This museum is more oriented towards the spread of knowledge than to mere exhibition. The interested public visits it regularly, since it organizes exhibitions on specific topics, such as biodiversity, petroleum, communications and nutrition. An area that captivates both young and not so young is one that presents a sizeable collection of stuffed mammals of all sizes, including a giraffe, placed in a painstaking recreation of their natural environment.
The warm yet sober elegance of this museum, created in 1950, is divided into four areas dedicated to the Colonial Period, Porcelain and Ceramics, the Bolívar Collection and Miscellanies. In the Colonial Period section, the museum boasts furniture, paintings and miscellaneous objects. The Ceramic collection includes crockery of different styles and uses, which belonged to relevant families such as the Bolívars.

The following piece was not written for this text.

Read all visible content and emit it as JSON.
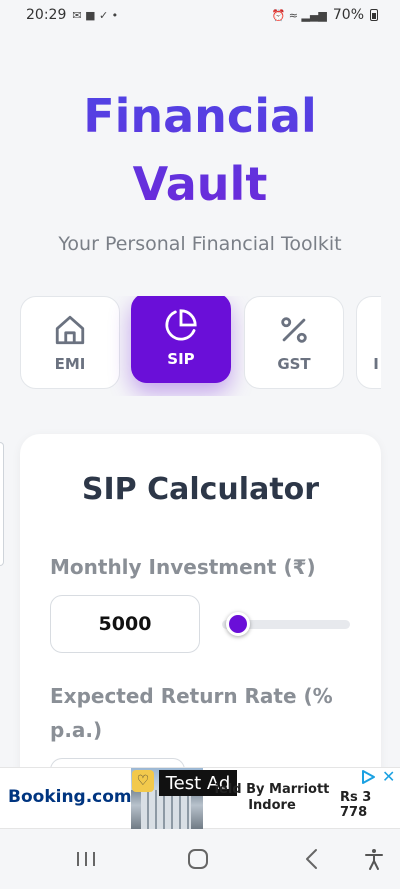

Some of these pieces, as well as other objects, also form part of the Bolívar collection. Apart from the collections, this foundation also has highly valuable documents relating to 19th century Venezuela, including the Simón Bolívar archive.
This exhibition hall has 400 square meters of open exhibition space, which permits great flexibility in the disposition of the elements for each show. This adaptability is of great importance, since the main objective of this hall is to promote alternative and experimental modern art from both Venezuela and overseas. It was inaugurated in 1957, and besides the exhibitions, it holds auctions of the works of Venezuelan artists and pieces that even include some from the colonial period. Admission is free.
This room, as is the case with the Sala RG, is located at the Centro de Estudios Latinoamericanos Rómulo Gallegos (CELARG), an institution created in 1974 and named after the Venezuelan novelist and ex-President. La Nueva Galería, or New Gallery, was created more recently than the RG, and takes advantage of the hall leading to the theaters belonging to this center and the surrounding space. Its main purpose is the presentation of young artists and the promotion of their works.
The Goethe Institut is a German culture center, aimed at fostering cultural development.
Galería Freites was first opened in 1980. It is more than a place to display and sell works of art. They have a proven track record with regards to the promotion and projection of national and international artists, especially paintings and sculptures. The gallery represents artists like Santiago Cárdenas, Lynn Chadwick, Manuel Espinoza and Edgar Sánchez. It also has a branch in Coral Gables, in Florida (US), which has enabled the promotion of Venezuelan artists and the organization of exhibits of these artists abroad. Admission is free.
Although the current Universidad Central de Venezuela extends to different postal areas and underground stations, we recommend you begin your visit at Plaza Venezuela. The whole complex is designed like a real town, and it even has its own fire station. The university is the design of modernist architect Carlos Raúl Villanueva, who was inspired by the words of Le Corbusier, “an experience in the synthesis of the arts.” You will also find numerous sculptures, glassworks, murals and mosaics, as well as art incorporated into engineering works. On the ninth floor of the Rectorado building, in the Departmento de Publicaciones, you will be able to obtain a copy of the “Guía de las Obras de arte de la Universidad,” which tells you all about art within the university campus.